When it comes to others achieving similar success, Séverin was reluctant to offer advice, thinking it might be too particular to SoulGame’s position. When pressed, Séverin suggested that creators immerse themselves in the environment you want to create games in and to find something you want to focus on.
“I like to immerse myself in the context/platform I want to create on, be it mobile, web, console or PC, and not going blind and hoping for the best,” said Severin. “There are excellent and terrible games out there, better to know them, learn from them, and try to raise above than to pretend they are not there. So getting to know your environment of creation is a pretty universal advice. It might seem trivial, but I do notice devs that aren’t able to open a clear eye on their game and compare it with other platform’s products.”
“Next, once I’m fed by all those games and in phase with this environment, I feel I can then offer something of my own,” Séverin continued. “Not a clone of the best game, but something that I personally want to add to this environment of games, with both my player and developer instincts. My games aren’t revolutionary or anything, they are just the product of my gamer culture and my personal desires and tastes as a player, mixed together to bring something that doesn’t already exist.”
When asked what NOT to do, Séverin suggested, “Never try to create an RPG if you’re not experienced. We tried and failed. Also, never aim for a AAA concept with a super small team. That’s useless. Even if you manage to make something kinda beautiful, you won’t have time to make it fun as well. It’s just impossible to compete with hundreds of artists working on a game. Find you own indie way instead!”
Séverin’s final piece of advise is to always listen to what users say, even if it’s deeply critical. “Instead, open your eyes to criticism and feedback.

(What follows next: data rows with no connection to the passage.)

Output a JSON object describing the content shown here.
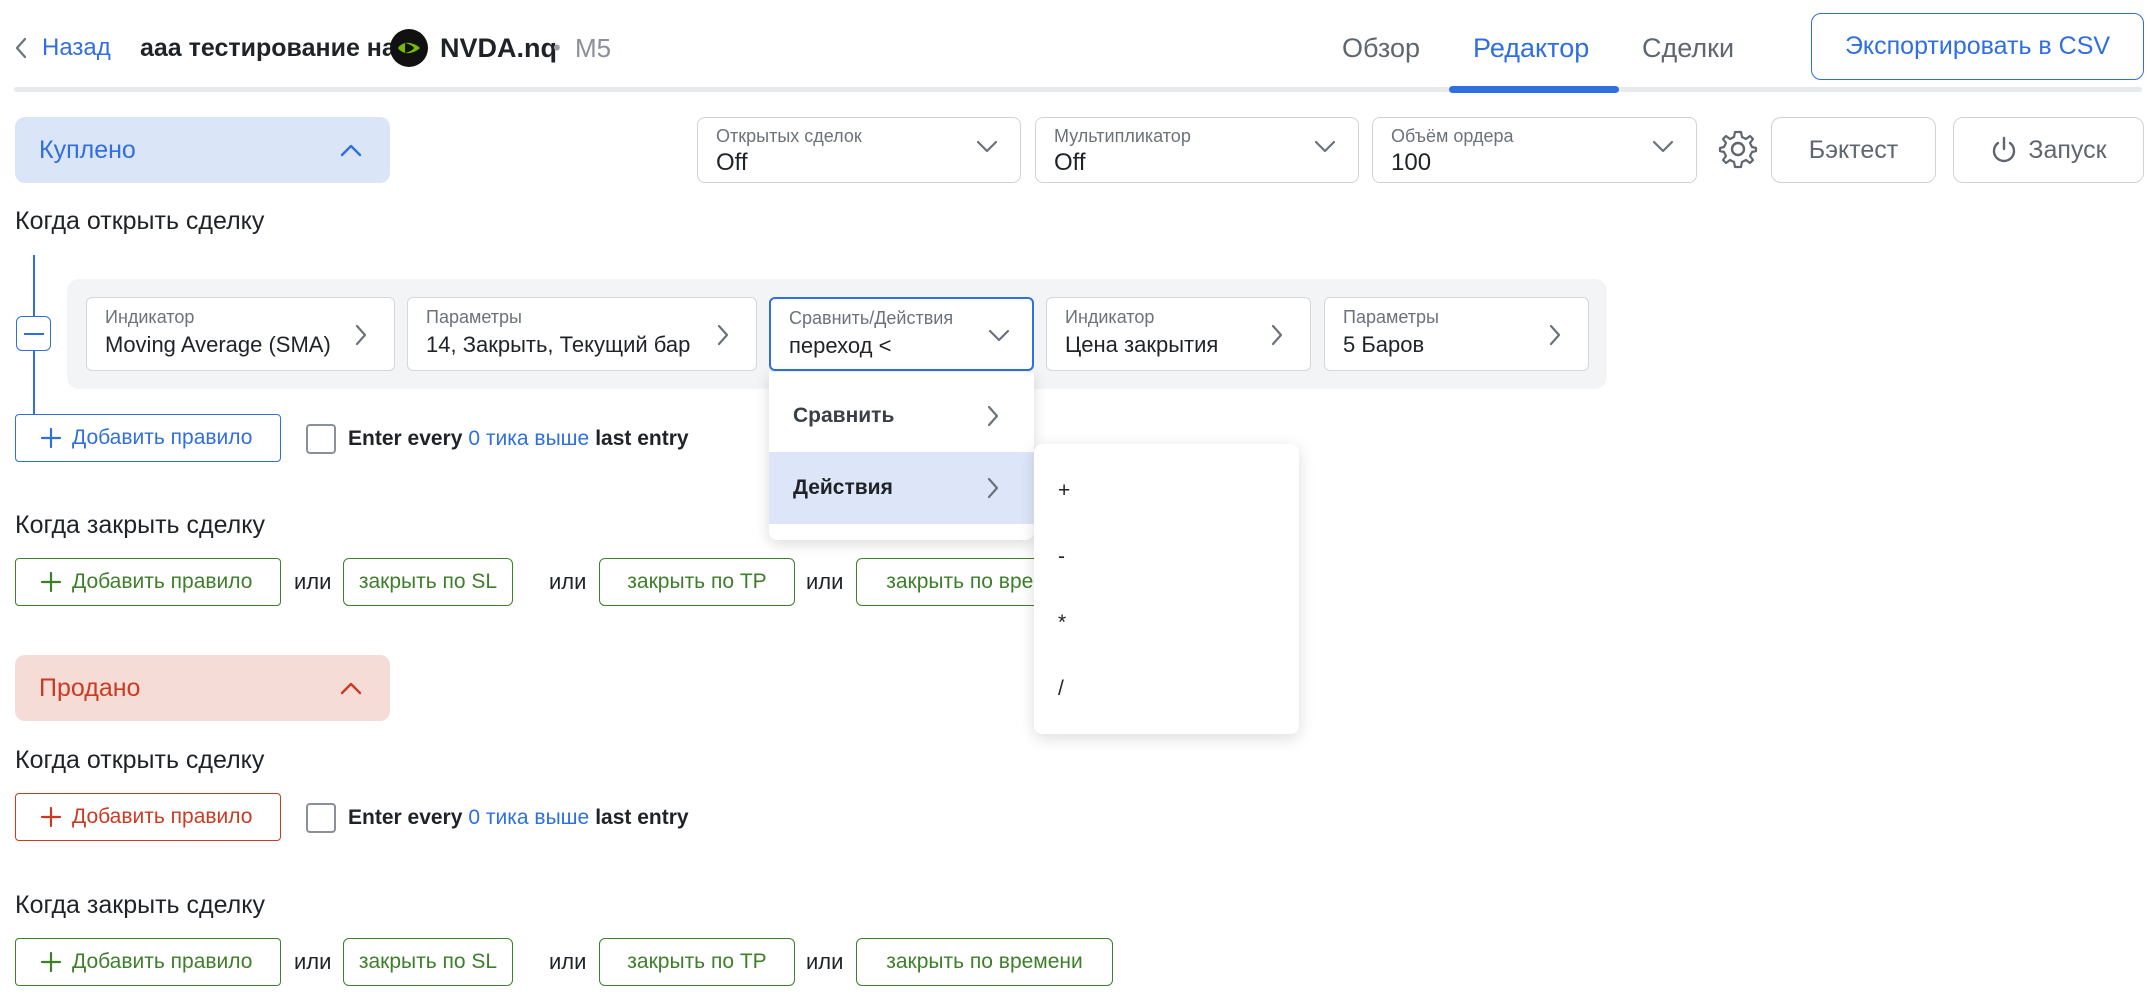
{
  "header": {
    "back_label": "Назад",
    "title": "ааа тестирование на",
    "ticker": "NVDA.nq",
    "separator": "•",
    "timeframe": "M5",
    "tabs": [
      {
        "label": "Обзор",
        "active": false
      },
      {
        "label": "Редактор",
        "active": true
      },
      {
        "label": "Сделки",
        "active": false
      }
    ],
    "export_label": "Экспортировать в CSV"
  },
  "toolbar": {
    "open_trades": {
      "label": "Открытых сделок",
      "value": "Off"
    },
    "multiplier": {
      "label": "Мультипликатор",
      "value": "Off"
    },
    "order_volume": {
      "label": "Объём ордера",
      "value": "100"
    },
    "backtest_label": "Бэктест",
    "launch_label": "Запуск"
  },
  "buy": {
    "title": "Куплено",
    "open_heading": "Когда открыть сделку",
    "rule": {
      "indicator1": {
        "label": "Индикатор",
        "value": "Moving Average (SMA)"
      },
      "params1": {
        "label": "Параметры",
        "value": "14, Закрыть, Текущий бар"
      },
      "compare": {
        "label": "Сравнить/Действия",
        "value": "переход <"
      },
      "indicator2": {
        "label": "Индикатор",
        "value": "Цена закрытия"
      },
      "params2": {
        "label": "Параметры",
        "value": "5 Баров"
      }
    },
    "add_rule_label": "Добавить правило",
    "enter_every": {
      "pre": "Enter every",
      "link": "0 тика выше",
      "post": "last entry"
    },
    "close_heading": "Когда закрыть сделку",
    "close_row": {
      "add_rule_label": "Добавить правило",
      "or_label": "или",
      "sl_label": "закрыть по SL",
      "tp_label": "закрыть по TP",
      "time_label": "закрыть по времени"
    }
  },
  "sell": {
    "title": "Продано",
    "open_heading": "Когда открыть сделку",
    "add_rule_label": "Добавить правило",
    "enter_every": {
      "pre": "Enter every",
      "link": "0 тика выше",
      "post": "last entry"
    },
    "close_heading": "Когда закрыть сделку",
    "close_row": {
      "add_rule_label": "Добавить правило",
      "or_label": "или",
      "sl_label": "закрыть по SL",
      "tp_label": "закрыть по TP",
      "time_label": "закрыть по времени"
    }
  },
  "compare_menu": {
    "items": [
      {
        "label": "Сравнить",
        "highlighted": false
      },
      {
        "label": "Действия",
        "highlighted": true
      }
    ]
  },
  "actions_menu": {
    "items": [
      "+",
      "-",
      "*",
      "/"
    ]
  },
  "colors": {
    "accent": "#2f6fe0",
    "buy_bg": "#dbe5f8",
    "sell_bg": "#f6dcd7",
    "sell_text": "#cc3a22",
    "close_green": "#3d7f2a"
  }
}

When a user says something about your game, good or bad, most of the time there is something to learn from it: embrace it, instead of denying it and defending your baby. It’s difficult because it’s your baby, but like in all form of creation, we should always try to learn from our mistakes,” concluded Séverin.
David Radd is a staff writer for GameSauce.biz. David loves playing video games about as much as he enjoys writing about them, martial arts and composing his own novels.